23.03.2018 | Changchun Institute of Optics, Fine Mechanics and Physics

nachricht Drug or duplicate?
23.03.2018 | Fraunhofer-Institut für Angewandte Festkörperphysik IAF

All articles from Physics and Astronomy >>>

The most recent press releases about innovation >>>

Die letzten 5 Focus-News des innovations-reports im Überblick:

Im Focus: Space observation with radar to secure Germany's space infrastructure

Satellites in near-Earth orbit are at risk due to the steady increase in space debris. But their mission in the areas of telecommunications, navigation or weather forecasts is essential for society. Fraunhofer FHR therefore develops radar-based systems which allow the detection, tracking and cataloging of even the smallest particles of debris. Satellite operators who have access to our data are in a better position to plan evasive maneuvers and prevent destructive collisions.

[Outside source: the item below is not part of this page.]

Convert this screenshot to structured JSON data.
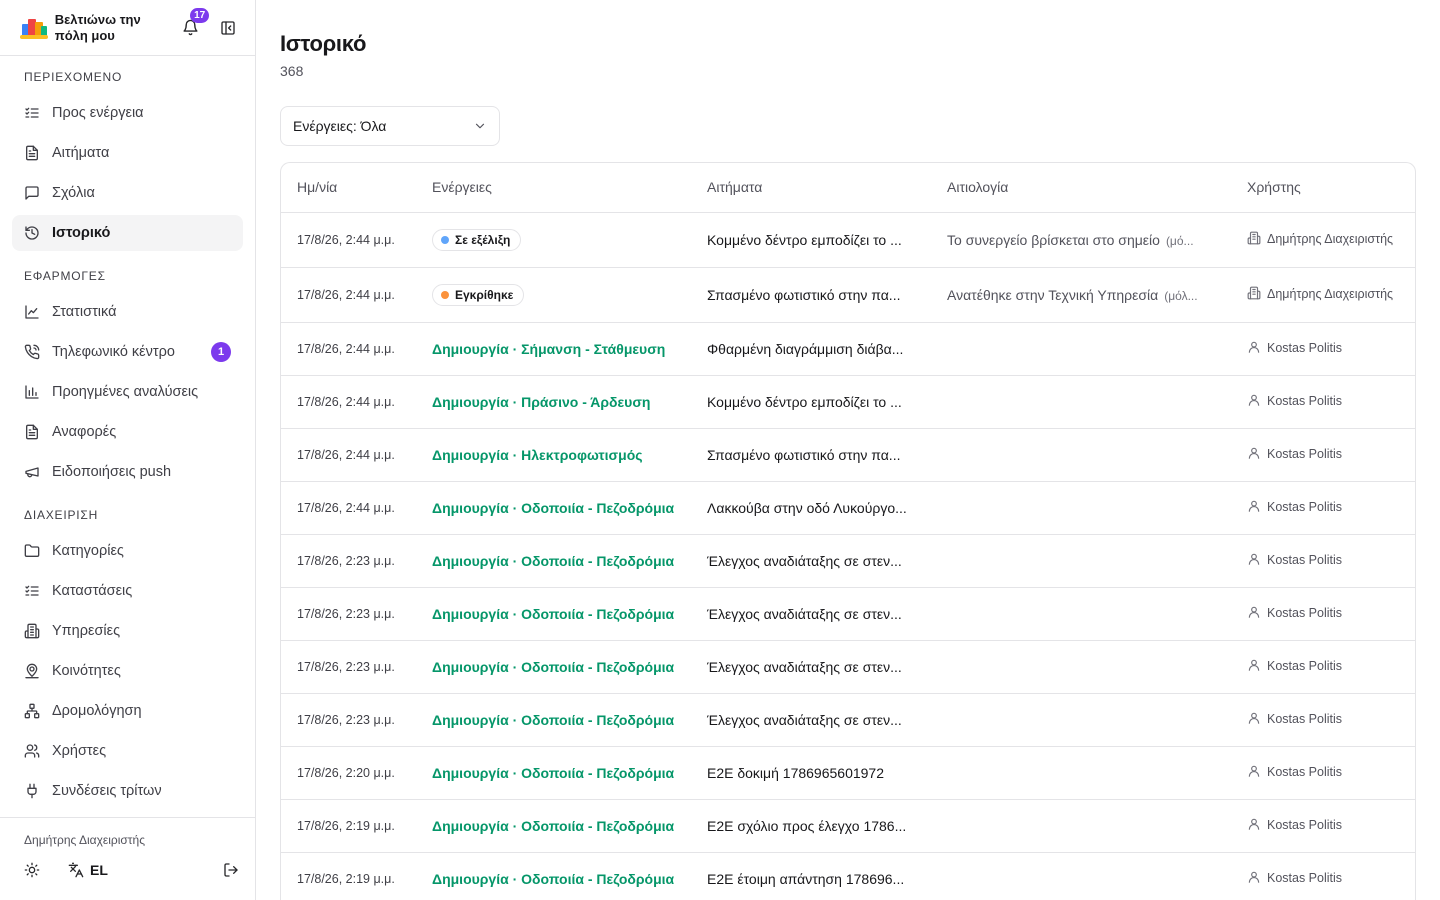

From April, 25-29 2018, Fraunhofer FHR and its partners will exhibit the complementary radar systems TIRA and GESTRA as well as the latest radar techniques for space observation across three stands at the ILA Berlin.

The "traffic situation" in space is very tense: the Earth is currently being orbited not only by countless satellites but also by a large volume of space...

Im Focus: Researchers Discover New Anti-Cancer Protein

An international team of researchers has discovered a new anti-cancer protein. The protein, called LHPP, prevents the uncontrolled proliferation of cancer cells in the liver. The researchers led by Prof. Michael N. Hall from the Biozentrum, University of Basel, report in “Nature” that LHPP can also serve as a biomarker for the diagnosis and prognosis of liver cancer.

The incidence of liver cancer, also known as hepatocellular carcinoma, is steadily increasing. In the last twenty years, the number of cases has almost doubled...

Im Focus: Researchers at Fraunhofer monitor re-entry of Chinese space station Tiangong-1

In just a few weeks from now, the Chinese space station Tiangong-1 will re-enter the Earth's atmosphere where it will to a large extent burn up. It is possible that some debris will reach the Earth's surface. Tiangong-1 is orbiting the Earth uncontrolled at a speed of approx. 29,000 km/h.Currently the prognosis relating to the time of impact currently lies within a window of several days. The scientists at Fraunhofer FHR have already been monitoring Tiangong-1 for a number of weeks with their TIRA system, one of the most powerful space observation radars in the world, with a view to supporting the German Space Situational Awareness Center and the ESA with their re-entry forecasts.

Following the loss of radio contact with Tiangong-1 in 2016 and due to the low orbital height, it is now inevitable that the Chinese space station will...

Im Focus: Alliance „OLED Licht Forum“ – Key partner for OLED lighting solutions

Fraunhofer Institute for Organic Electronics, Electron Beam and Plasma Technology FEP, provider of research and development services for OLED lighting solutions, announces the founding of the “OLED Licht Forum” and presents latest OLED design and lighting solutions during light+building, from March 18th – 23rd, 2018 in Frankfurt a.M./Germany, at booth no. F91 in Hall 4.0.

They are united in their passion for OLED (organic light emitting diodes) lighting with all of its unique facets and application possibilities. Thus experts in...

Im Focus: Mars' oceans formed early, possibly aided by massive volcanic eruptions

Oceans formed before Tharsis and evolved together, shaping climate history of Mars

A new scenario seeking to explain how Mars' putative oceans came and went over the last 4 billion years implies that the oceans formed several hundred million...

All Focus news of the innovation-report >>>



Industry & Economy
Event News

New solar solutions for sustainable buildings and cities

23.03.2018 | Event News

Virtual reality conference comes to Reutlingen

19.03.2018 | Event News

Ultrafast Wireless and Chip Design at the DATE Conference in Dresden

16.03.2018 | Event News

Latest News

For graphite pellets, just add elbow grease

23.03.2018 | Materials Sciences

Unique communication strategy discovered in stem cell pathway controlling plant growth

23.03.2018 | Agricultural and Forestry Science

Sharpening the X-ray view of the nanocosm

23.03.2018 | Physics and Astronomy

Science & Research
Overview of more VideoLinks >>>